→ Required work
The result should be every line of the listing that contains "next".

→ Exercise data
────────────────

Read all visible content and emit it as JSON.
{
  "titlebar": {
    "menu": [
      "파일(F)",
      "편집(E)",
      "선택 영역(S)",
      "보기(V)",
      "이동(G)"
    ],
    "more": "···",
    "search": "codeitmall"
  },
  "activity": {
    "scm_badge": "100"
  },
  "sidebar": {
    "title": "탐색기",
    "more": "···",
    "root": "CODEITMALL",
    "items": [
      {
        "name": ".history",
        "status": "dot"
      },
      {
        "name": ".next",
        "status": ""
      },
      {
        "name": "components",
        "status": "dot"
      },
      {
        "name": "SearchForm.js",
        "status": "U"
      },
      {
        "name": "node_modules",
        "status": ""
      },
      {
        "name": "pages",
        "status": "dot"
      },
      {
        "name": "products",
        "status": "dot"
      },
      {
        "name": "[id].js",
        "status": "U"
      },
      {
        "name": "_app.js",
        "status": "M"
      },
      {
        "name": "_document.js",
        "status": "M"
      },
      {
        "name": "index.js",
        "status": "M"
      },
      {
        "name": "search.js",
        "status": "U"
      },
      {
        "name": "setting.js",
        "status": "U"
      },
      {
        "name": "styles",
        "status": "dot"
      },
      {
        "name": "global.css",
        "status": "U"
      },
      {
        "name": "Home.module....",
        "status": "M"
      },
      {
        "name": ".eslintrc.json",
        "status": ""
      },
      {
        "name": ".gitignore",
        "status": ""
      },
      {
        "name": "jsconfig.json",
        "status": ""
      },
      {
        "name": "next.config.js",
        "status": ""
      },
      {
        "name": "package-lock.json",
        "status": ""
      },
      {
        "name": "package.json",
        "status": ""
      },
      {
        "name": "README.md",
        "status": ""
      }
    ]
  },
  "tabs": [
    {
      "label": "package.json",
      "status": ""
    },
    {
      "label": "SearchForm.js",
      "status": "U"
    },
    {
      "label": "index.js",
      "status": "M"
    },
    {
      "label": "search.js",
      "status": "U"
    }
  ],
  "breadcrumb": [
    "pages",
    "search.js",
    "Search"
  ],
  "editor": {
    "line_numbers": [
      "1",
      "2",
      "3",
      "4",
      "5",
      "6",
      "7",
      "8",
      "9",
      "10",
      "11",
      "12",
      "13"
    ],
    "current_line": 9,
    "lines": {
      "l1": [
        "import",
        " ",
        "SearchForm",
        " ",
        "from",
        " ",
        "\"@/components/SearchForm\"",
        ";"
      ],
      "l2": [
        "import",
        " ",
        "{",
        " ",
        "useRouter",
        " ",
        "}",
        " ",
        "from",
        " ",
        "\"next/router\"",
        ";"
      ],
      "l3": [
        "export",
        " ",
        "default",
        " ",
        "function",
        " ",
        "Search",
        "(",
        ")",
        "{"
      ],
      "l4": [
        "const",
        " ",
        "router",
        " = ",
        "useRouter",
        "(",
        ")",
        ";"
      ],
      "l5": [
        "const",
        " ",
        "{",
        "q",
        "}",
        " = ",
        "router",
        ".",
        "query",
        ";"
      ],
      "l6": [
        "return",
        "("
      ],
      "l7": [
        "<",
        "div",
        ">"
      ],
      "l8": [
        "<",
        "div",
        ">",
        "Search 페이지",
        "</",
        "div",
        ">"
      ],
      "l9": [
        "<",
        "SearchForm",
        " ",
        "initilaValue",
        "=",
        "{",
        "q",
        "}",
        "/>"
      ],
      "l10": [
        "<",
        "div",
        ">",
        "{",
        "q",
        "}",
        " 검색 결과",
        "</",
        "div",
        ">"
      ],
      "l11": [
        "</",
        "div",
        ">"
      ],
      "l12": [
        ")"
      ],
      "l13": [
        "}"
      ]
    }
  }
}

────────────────

→ Answer box
        "name": ".next",
        "name": "next.config.js",
        "\"next/router\"",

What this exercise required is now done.